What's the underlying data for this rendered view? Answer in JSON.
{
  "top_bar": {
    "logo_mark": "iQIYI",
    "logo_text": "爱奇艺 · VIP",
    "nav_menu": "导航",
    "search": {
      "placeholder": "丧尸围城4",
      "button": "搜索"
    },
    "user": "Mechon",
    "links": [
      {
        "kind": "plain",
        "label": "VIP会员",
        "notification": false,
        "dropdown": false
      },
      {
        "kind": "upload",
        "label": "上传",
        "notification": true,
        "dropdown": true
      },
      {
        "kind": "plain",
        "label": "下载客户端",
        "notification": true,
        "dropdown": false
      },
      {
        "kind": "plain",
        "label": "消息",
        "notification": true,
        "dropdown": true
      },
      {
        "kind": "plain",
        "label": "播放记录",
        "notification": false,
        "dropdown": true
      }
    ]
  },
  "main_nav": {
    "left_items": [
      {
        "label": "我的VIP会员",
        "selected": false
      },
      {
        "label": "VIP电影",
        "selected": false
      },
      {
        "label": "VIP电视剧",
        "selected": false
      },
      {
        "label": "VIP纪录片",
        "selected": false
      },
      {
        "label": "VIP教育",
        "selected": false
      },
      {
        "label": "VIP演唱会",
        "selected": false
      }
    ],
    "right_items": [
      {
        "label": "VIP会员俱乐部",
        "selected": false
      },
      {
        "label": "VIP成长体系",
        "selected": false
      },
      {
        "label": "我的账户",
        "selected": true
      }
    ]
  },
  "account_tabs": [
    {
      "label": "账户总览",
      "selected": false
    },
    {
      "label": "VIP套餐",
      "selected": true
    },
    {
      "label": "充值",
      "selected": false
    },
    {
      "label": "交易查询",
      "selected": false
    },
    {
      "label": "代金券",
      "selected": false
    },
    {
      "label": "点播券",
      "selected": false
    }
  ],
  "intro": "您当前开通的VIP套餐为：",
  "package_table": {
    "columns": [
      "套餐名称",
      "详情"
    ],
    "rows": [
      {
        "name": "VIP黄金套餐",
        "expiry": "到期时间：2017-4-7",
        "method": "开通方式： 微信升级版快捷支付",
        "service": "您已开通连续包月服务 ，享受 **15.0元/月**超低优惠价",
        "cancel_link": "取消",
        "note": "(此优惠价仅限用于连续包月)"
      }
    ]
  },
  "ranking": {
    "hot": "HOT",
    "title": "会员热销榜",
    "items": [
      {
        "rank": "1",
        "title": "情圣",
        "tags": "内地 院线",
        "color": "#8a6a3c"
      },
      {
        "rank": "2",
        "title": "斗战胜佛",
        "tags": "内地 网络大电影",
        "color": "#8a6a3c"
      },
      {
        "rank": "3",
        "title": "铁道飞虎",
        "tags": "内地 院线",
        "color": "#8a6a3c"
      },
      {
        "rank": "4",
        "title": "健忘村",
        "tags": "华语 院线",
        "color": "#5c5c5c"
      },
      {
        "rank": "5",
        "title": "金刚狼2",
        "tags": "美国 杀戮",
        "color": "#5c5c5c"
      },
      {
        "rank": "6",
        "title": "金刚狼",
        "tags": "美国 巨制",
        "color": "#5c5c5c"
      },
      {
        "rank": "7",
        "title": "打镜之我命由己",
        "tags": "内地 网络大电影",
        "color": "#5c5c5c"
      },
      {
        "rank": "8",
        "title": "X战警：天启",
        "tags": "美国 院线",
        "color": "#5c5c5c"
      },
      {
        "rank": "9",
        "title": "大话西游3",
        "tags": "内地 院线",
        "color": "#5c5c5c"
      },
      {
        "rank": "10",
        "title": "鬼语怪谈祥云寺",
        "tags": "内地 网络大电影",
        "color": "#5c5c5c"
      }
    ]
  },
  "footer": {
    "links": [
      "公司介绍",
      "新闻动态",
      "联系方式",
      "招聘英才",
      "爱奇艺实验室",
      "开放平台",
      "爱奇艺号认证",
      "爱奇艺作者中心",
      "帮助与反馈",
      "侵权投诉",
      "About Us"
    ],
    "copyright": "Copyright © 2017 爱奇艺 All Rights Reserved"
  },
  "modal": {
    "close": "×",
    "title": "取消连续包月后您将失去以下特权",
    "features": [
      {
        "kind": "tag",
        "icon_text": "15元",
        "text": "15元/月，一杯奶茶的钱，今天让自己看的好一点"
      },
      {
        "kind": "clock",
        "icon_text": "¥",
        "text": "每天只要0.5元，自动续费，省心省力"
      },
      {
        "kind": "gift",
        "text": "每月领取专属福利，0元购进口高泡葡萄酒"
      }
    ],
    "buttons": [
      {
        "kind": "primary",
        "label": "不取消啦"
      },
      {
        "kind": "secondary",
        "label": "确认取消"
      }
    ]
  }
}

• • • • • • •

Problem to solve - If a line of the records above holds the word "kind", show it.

Answer to this exercise -
        "kind": "plain",
        "kind": "upload",
        "kind": "plain",
        "kind": "plain",
        "kind": "plain",
        "kind": "tag",
        "kind": "clock",
        "kind": "gift",
        "kind": "primary",
        "kind": "secondary",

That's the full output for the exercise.